Citation:21 Mo.App. 5
Opinion Judge:ELLISON, J.
Party Name:GEORGE H. SILVER, Respondent, v. KANSAS CITY, ST. LOUIS & CHICAGO RAILWAY COMPANY, Appellant.
Attorney:MCFARLANE & TRIMBLE, for the appellants. I. HALL, for the respondent.
Case Date:February 15, 1886
Court:Court of Appeals of Missouri

Page 5

21 Mo.App. 5 (Mo.App. 1886)

GEORGE H. SILVER, Respondent,

v.

KANSAS CITY, ST. LOUIS & CHICAGO RAILWAY COMPANY, Appellant.

Court of Appeals of Missouri, Kansas City.

February 15, 1886

APPEAL from Audrain Circuit Court, HON. ELIJAH ROBINSON, Judge.

Affirmed.

Statement of case by the court.

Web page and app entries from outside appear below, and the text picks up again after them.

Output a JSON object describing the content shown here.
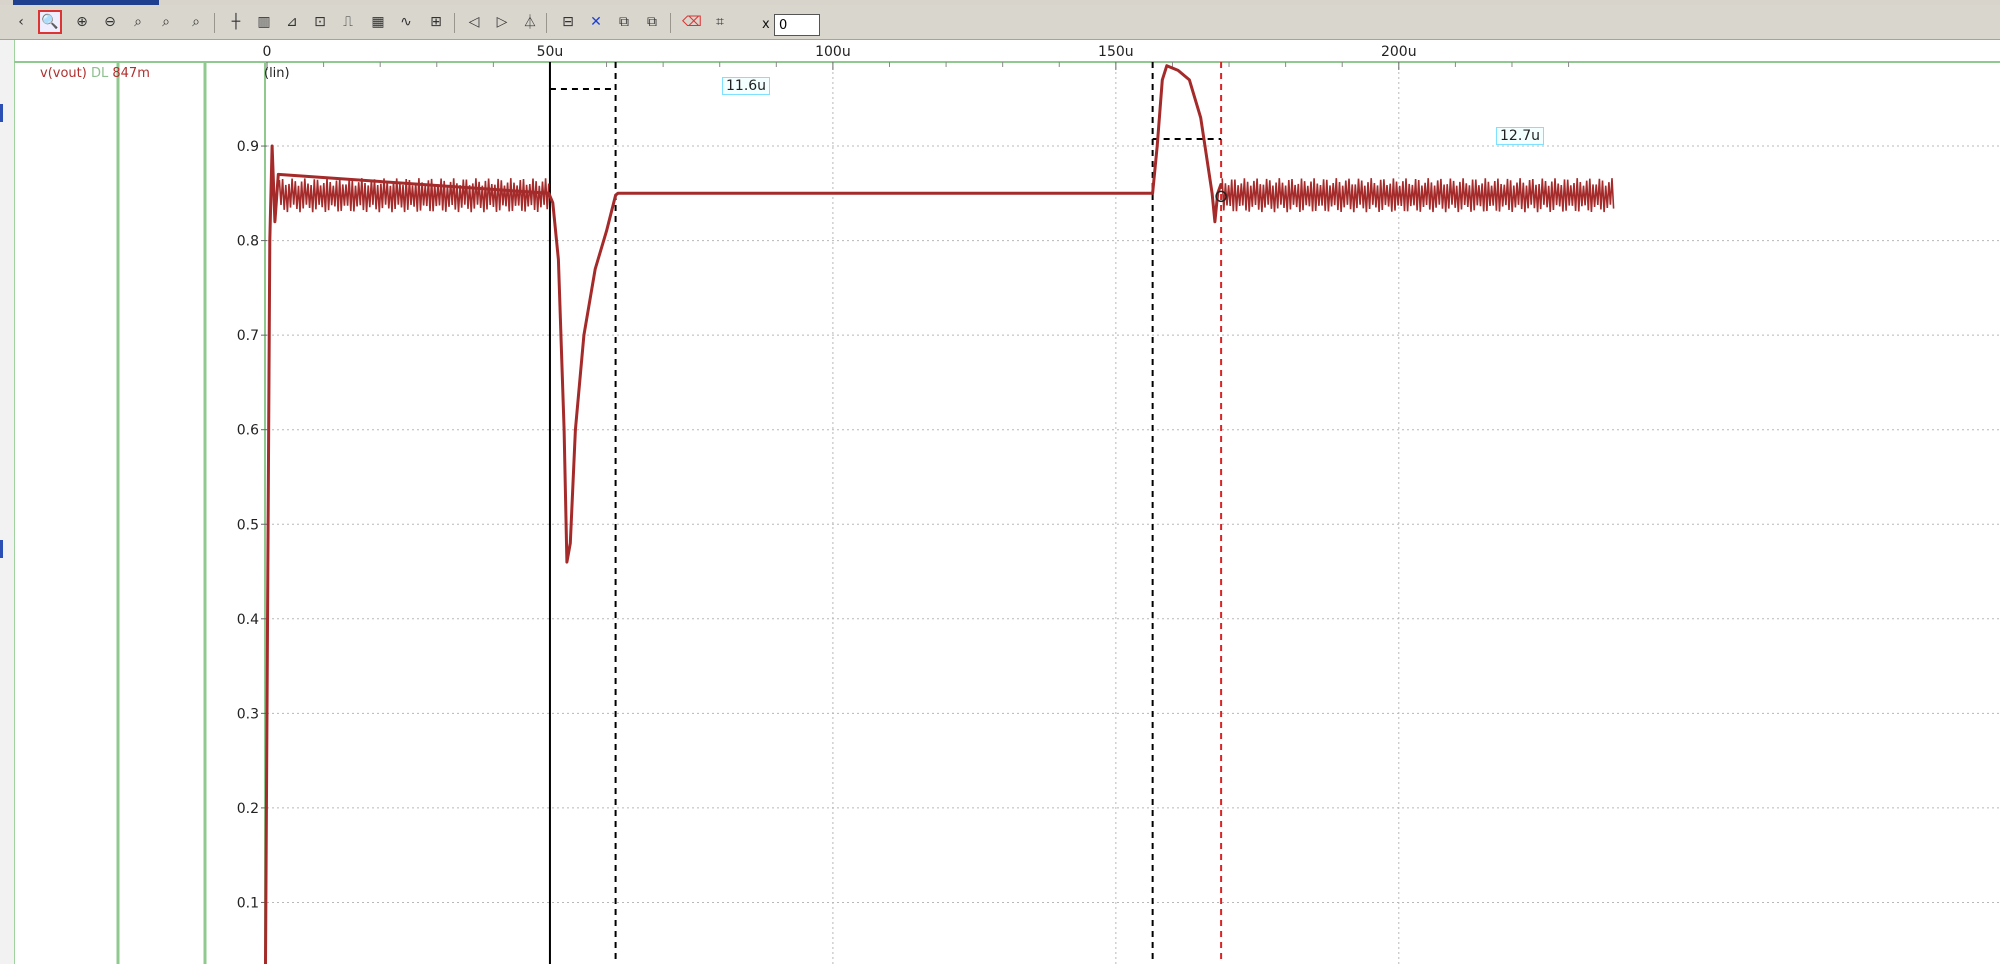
{
  "toolbar": {
    "x_label": "x",
    "x_value": "0",
    "icons": [
      "zoom-fit-icon",
      "zoom-in-icon",
      "zoom-out-icon",
      "zoom-x-icon",
      "zoom-y-icon",
      "zoom-previous-icon",
      "cursor-icon",
      "bars-icon",
      "measure-icon",
      "label-icon",
      "pulse-icon",
      "grid-icon",
      "wave-icon",
      "fft-icon",
      "previous-icon",
      "next-icon",
      "marker-icon",
      "export-icon",
      "delete-icon",
      "copy-icon",
      "paste-icon",
      "eraser-icon",
      "fit-window-icon"
    ]
  },
  "trace": {
    "name": "v(vout)",
    "dl": "DL",
    "value": "847m",
    "color": "#a52a2a"
  },
  "axis": {
    "scale": "(lin)"
  },
  "measurements": {
    "dip_width": "11.6u",
    "peak_width": "12.7u"
  },
  "chart_data": {
    "type": "line",
    "x_unit": "u",
    "x_ticks": [
      "0",
      "50u",
      "100u",
      "150u",
      "200u"
    ],
    "y_ticks": [
      "0.1",
      "0.2",
      "0.3",
      "0.4",
      "0.5",
      "0.6",
      "0.7",
      "0.8",
      "0.9"
    ],
    "xlim": [
      0,
      238
    ],
    "ylim": [
      0,
      1.0
    ],
    "grid": true,
    "series": [
      {
        "name": "v(vout)",
        "color": "#a52a2a",
        "ripple_band": [
          [
            2,
            18
          ],
          [
            175,
            238
          ]
        ],
        "points": [
          [
            -0.3,
            0.0
          ],
          [
            0.2,
            0.5
          ],
          [
            0.5,
            0.8
          ],
          [
            0.9,
            0.9
          ],
          [
            1.4,
            0.82
          ],
          [
            2,
            0.87
          ],
          [
            49.8,
            0.85
          ],
          [
            50.5,
            0.84
          ],
          [
            51.5,
            0.78
          ],
          [
            52.5,
            0.6
          ],
          [
            53.0,
            0.46
          ],
          [
            53.6,
            0.48
          ],
          [
            54.5,
            0.6
          ],
          [
            56,
            0.7
          ],
          [
            58,
            0.77
          ],
          [
            60,
            0.81
          ],
          [
            61.6,
            0.848
          ],
          [
            62,
            0.85
          ],
          [
            156.5,
            0.85
          ],
          [
            157.3,
            0.9
          ],
          [
            158.2,
            0.97
          ],
          [
            159,
            0.985
          ],
          [
            161,
            0.98
          ],
          [
            163,
            0.97
          ],
          [
            165,
            0.93
          ],
          [
            167,
            0.85
          ],
          [
            167.5,
            0.82
          ],
          [
            168,
            0.85
          ],
          [
            168.6,
            0.86
          ]
        ]
      }
    ],
    "cursors": [
      {
        "x": 50.0,
        "style": "solid",
        "color": "#000000"
      },
      {
        "x": 61.6,
        "style": "dashed",
        "color": "#000000"
      },
      {
        "x": 156.5,
        "style": "dashed",
        "color": "#000000"
      },
      {
        "x": 168.6,
        "style": "dashed",
        "color": "#dd2222"
      }
    ]
  }
}
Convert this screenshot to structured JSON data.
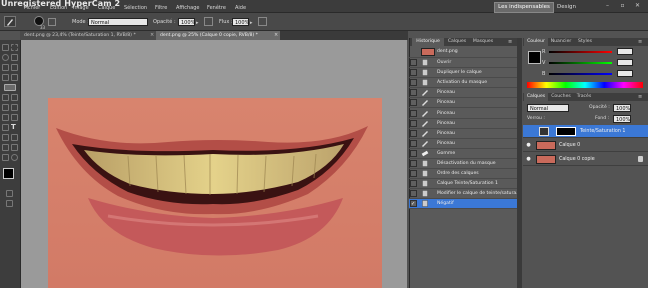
{
  "watermark": "Unregistered HyperCam 2",
  "menu": [
    "Fichier",
    "Édition",
    "Image",
    "Calque",
    "Sélection",
    "Filtre",
    "Affichage",
    "Fenêtre",
    "Aide"
  ],
  "workspace": {
    "active": "Les indispensables",
    "other": "Design"
  },
  "options": {
    "mode_label": "Mode :",
    "mode_value": "Normal",
    "opacity_label": "Opacité :",
    "opacity_value": "100%",
    "flux_label": "Flux :",
    "flux_value": "100%"
  },
  "tabs": [
    {
      "label": "dent.png @ 23,4% (Teinte/Saturation 1, RVB/8) *",
      "active": false
    },
    {
      "label": "dent.png @ 25% (Calque 0 copie, RVB/8) *",
      "active": true
    }
  ],
  "history": {
    "tabs": [
      "Historique",
      "Calques",
      "Masques"
    ],
    "snapshot": "dent.png",
    "items": [
      {
        "label": "Ouvrir",
        "icon": "document-icon"
      },
      {
        "label": "Dupliquer le calque",
        "icon": "document-icon"
      },
      {
        "label": "Activation du masque",
        "icon": "document-icon"
      },
      {
        "label": "Pinceau",
        "icon": "brush-icon"
      },
      {
        "label": "Pinceau",
        "icon": "brush-icon"
      },
      {
        "label": "Pinceau",
        "icon": "brush-icon"
      },
      {
        "label": "Pinceau",
        "icon": "brush-icon"
      },
      {
        "label": "Pinceau",
        "icon": "brush-icon"
      },
      {
        "label": "Pinceau",
        "icon": "brush-icon"
      },
      {
        "label": "Gomme",
        "icon": "eraser-icon"
      },
      {
        "label": "Désactivation du masque",
        "icon": "document-icon"
      },
      {
        "label": "Ordre des calques",
        "icon": "document-icon"
      },
      {
        "label": "Calque Teinte/Saturation 1",
        "icon": "document-icon"
      },
      {
        "label": "Modifier le calque de teinte/satura...",
        "icon": "document-icon"
      },
      {
        "label": "Négatif",
        "icon": "document-icon",
        "selected": true
      }
    ]
  },
  "color_panel": {
    "tabs": [
      "Couleur",
      "Nuancier",
      "Styles"
    ],
    "channels": [
      "R",
      "V",
      "B"
    ]
  },
  "layers_panel": {
    "tabs": [
      "Calques",
      "Couches",
      "Tracés"
    ],
    "blend_mode": "Normal",
    "opacity_label": "Opacité :",
    "opacity_value": "100%",
    "lock_label": "Verrou :",
    "fill_label": "Fond :",
    "fill_value": "100%",
    "layers": [
      {
        "name": "Teinte/Saturation 1",
        "selected": true,
        "visible": false
      },
      {
        "name": "Calque 0",
        "selected": false,
        "visible": true
      },
      {
        "name": "Calque 0 copie",
        "selected": false,
        "visible": true,
        "locked": true
      }
    ]
  },
  "colors": {
    "accent": "#3b78d6",
    "chrome": "#535353",
    "canvas": "#9a9a9a"
  }
}
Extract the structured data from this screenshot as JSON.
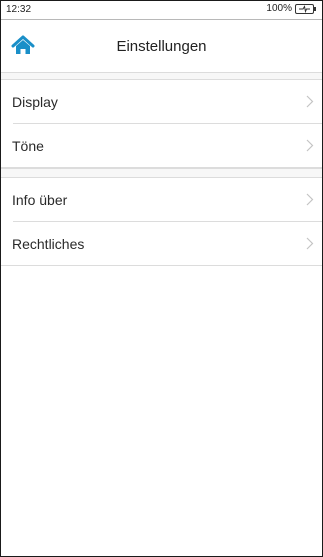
{
  "status_bar": {
    "time": "12:32",
    "battery": "100%",
    "battery_icon": "battery-charging-icon"
  },
  "nav": {
    "home_icon": "home-icon",
    "title": "Einstellungen"
  },
  "settings": {
    "groups": [
      {
        "items": [
          {
            "label": "Display"
          },
          {
            "label": "Töne"
          }
        ]
      },
      {
        "items": [
          {
            "label": "Info über"
          },
          {
            "label": "Rechtliches"
          }
        ]
      }
    ]
  },
  "colors": {
    "accent": "#1a8fc8",
    "text": "#222222",
    "divider": "#dcdcdc",
    "chevron": "#c4c4c4"
  }
}
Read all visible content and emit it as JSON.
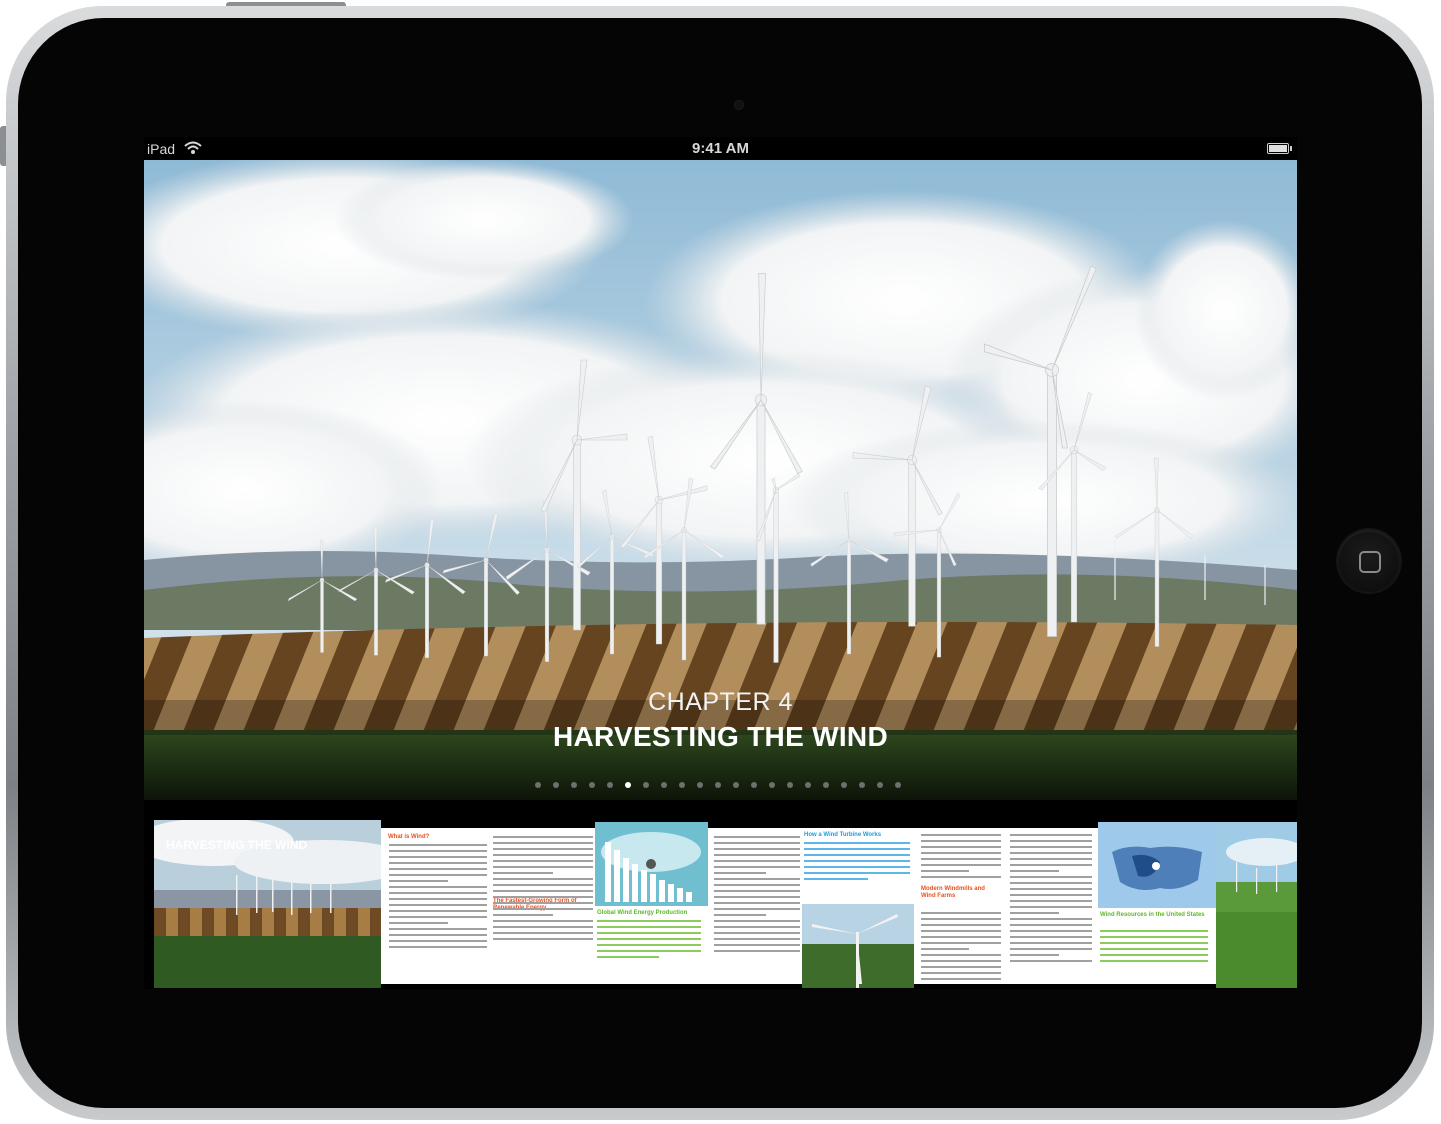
{
  "status_bar": {
    "device": "iPad",
    "time": "9:41 AM"
  },
  "chapter": {
    "label": "CHAPTER 4",
    "title": "HARVESTING THE WIND"
  },
  "pager": {
    "count": 21,
    "active_index": 5
  },
  "thumbnails": {
    "cover_title": "HARVESTING THE WIND",
    "p1_heading": "What is Wind?",
    "p2_heading": "The Fastest-Growing Form of Renewable Energy",
    "p3_heading": "Global Wind Energy Production",
    "p4_heading": "How a Wind Turbine Works",
    "p5_heading": "Modern Windmills and Wind Farms",
    "p6_heading": "Wind Resources in the United States"
  },
  "colors": {
    "heading_orange": "#e8501e",
    "heading_cyan": "#1aa0e0",
    "heading_green": "#5cb829"
  }
}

In the spring of 1878 defendant commenced the location and construction of a railroad from Mexico to Kansas City. About March it commenced grading its road from Mexico, commencing at several points west of Mexico at the same time. The construction of the road was done by the Chicago & Alton Railway Company, under contract with defendant. Plaintiff owned forty acres of land inclosed by fence, about four miles west of Mexico, through which the road as located passed. The grading was commenced on plaintiff's land about the first of March. The grading was completed from Mexico, twenty-five or thirty miles west and track was laid from Mexico west and was completed through plaintiff's farm about June 10, and was extended west at once. Defendant commenced building fences and cattle guards at once, at such points as in the judgment of its officers they were most needed. As soon as grading was commenced through plaintiff's field his fences were left open and cattle commenced going into plaintiff's fields, which was continued until July, when cross fences and cattle guards were built.

In July a lot of plaintiff's sheep came upon the track from his field and were struck and some of them killed by an engine operated by and belonging to the Chicago & Alton Railroad Company, in carrying materials to Wolf & Sons who had a sub-contract. The side fences were not built through plaintiff's field until October or November.

In August, 1878, plaintiff commenced suit for damages. The petition contained four counts. (1) for double damages under section 809 for killing the sheep. (2) for negligence in killing the sheep. (3) for trespass under section 3922 (as claimed by defendant). (4) trespass at common law for breaking plaintiff's close. The case was tried on these counts and defendant had judgment on all of them. Plaintiff appealed to the supreme court and judgment was reversed and cause remanded. In January, 1884, over five years after the commencement of the original suit plaintiff filed an amended petition containing two counts, both under section 809. One for killing the sheep, the other for damage to his crops by cattle, both occasioned by failure to fence.

Defendant moved to strike out the second count as not being an amendment to the original petition, the motion was overruled and defendant pleaded the statute of limitation to that count. To both counts it pleaded a general denial. That the damage complained of was done by...

To continue reading

FREE SIGN UP